Of course, if Ruth’s in-laws had recalled their own history, they would remember another Moabite who saved their people: Rahab. Now Rahab was a prostitute, but also a heroine who, at great risk to her own life, harbored Hebrew spies before the fall of Jericho.
Then there is the wife of Uriah, Bathsheba, whose king called on her, used her body as a plaything, and murdered her husband. Her name is lost to history, remembered only in the stories of the Kings as the daughter of Sheba, and, here, as the wife of Uriah. This is, I think, no slip of the pen, Uriah refused King David’s offer of feasting and revelry while Uriah’s regiment was at war. Amy Jill-Levine, a great scholar of both New Testament and Jewish studies, notes that David—like Judah, the king of Jericho, and Boaz (who became Ruth’s husband)—all of these kings and powerful people had the opportunity and power to act with righteousness, to be the redemption of women who needed it. But they did not, and so Uriah—and perhaps Bathsheba—Tamar, Rahab, and Ruth, all acted righteously and with an eye toward redemption. They all spoke truth to the power through their faithful action.
And, so, too, does Mary, whose son is conceived out of wedlock, will be raised in Egypt, and return to redeem the whole world. Mary, and Tamar, Rahab, Ruth, and Bathsheba, in conceding to God’s will and in the shadow of scandal, acted in hope for their own redemption and the redemption of their people.
Of course, the reality is that, throughout history, women’s lives are always held on the brink of scandal. When maleness is the norm, being female, or, today, non-binary or trans, or to express your gender outside the norm is to justify your existence with every action and careful inaction. And, in the presence of a toxic masculinity that binds men as much as women, it helps us to remember that these women—this is not extraordinary existence. It is what ordinary lives looks like. These five women courageously conceived and raised their children under the specter of scandal. They hoped that God’s redemption stretched far enough to include their own lives. And in their extraordinarily ordinary lives that trusted God’s abundant mercy enough, to claim what was, by right, theirs. We, too, hope that God’s redemption stretches far enough to include our own lives.

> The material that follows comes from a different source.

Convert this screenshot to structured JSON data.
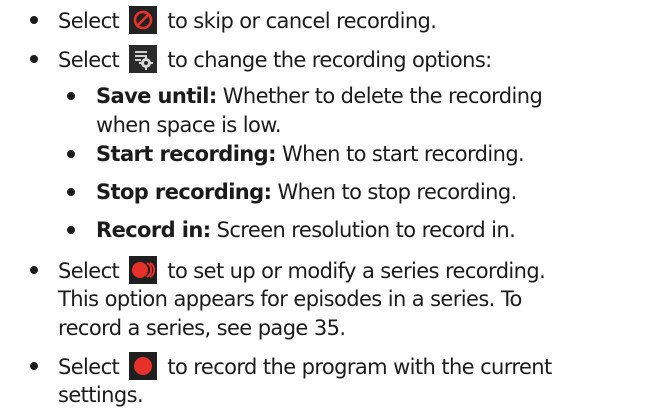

Beloved, what redemption lies before you to be claimed? I have been deeply affected this week. So many of us are carrying the pain of loss, the fear of the unknown, and so many everyday worries. We may not live our lives under scandal, but we know how hard it is to cling to hope. But that is all the faith asks of us, not to pattern our lives on the extraordinary, but on ordinary lives that claimed hope as their birthright, trusting that the pain, fear, and heartache before them was nothing in the light of God’s redemption.

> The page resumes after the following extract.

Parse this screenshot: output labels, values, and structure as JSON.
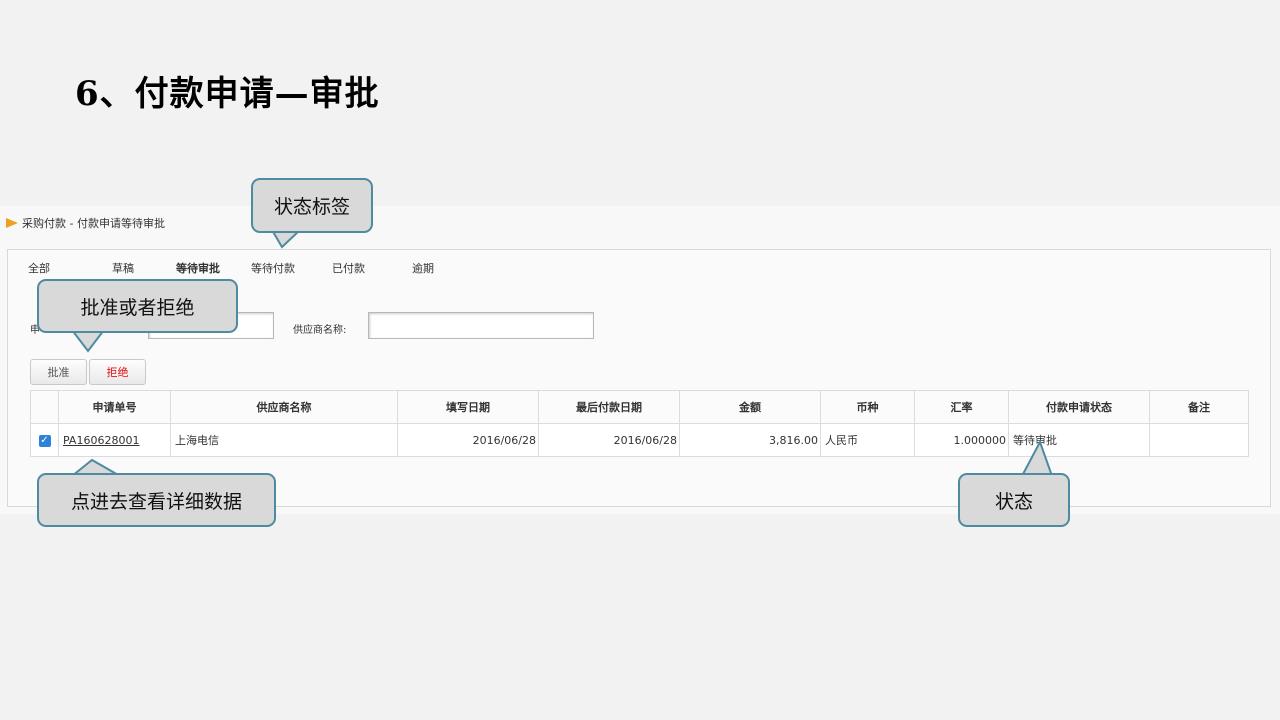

Jesus’s genealogy includes kings, powerful men who held the future of the people, a reality few of us see for ourselves. But it also includes folks who might look an awful lot like us. It includes people of questionable morals, and those who tried hard and failed, and people who tarnished their family’s good name. It includes doubters and faithless folks and some really dangerous criminals, to be frank. It includes the scandalous and the scandalized, victims and victimizers. Mostly—and notably—it includes folks who simply did not give up on believing that God was acting in their lives. Folks who saw and claimed their redemption, and who, in hope, staked their grandchildren’s grandchildren’s future on that redemption. It includes people just like you and me, who held fast to the hope that God’s redemption stretches to our own ordinary lives, who lived in the tension of faith and doubt, hope and despair, risk and safety. And trust that God is still redeeming our world.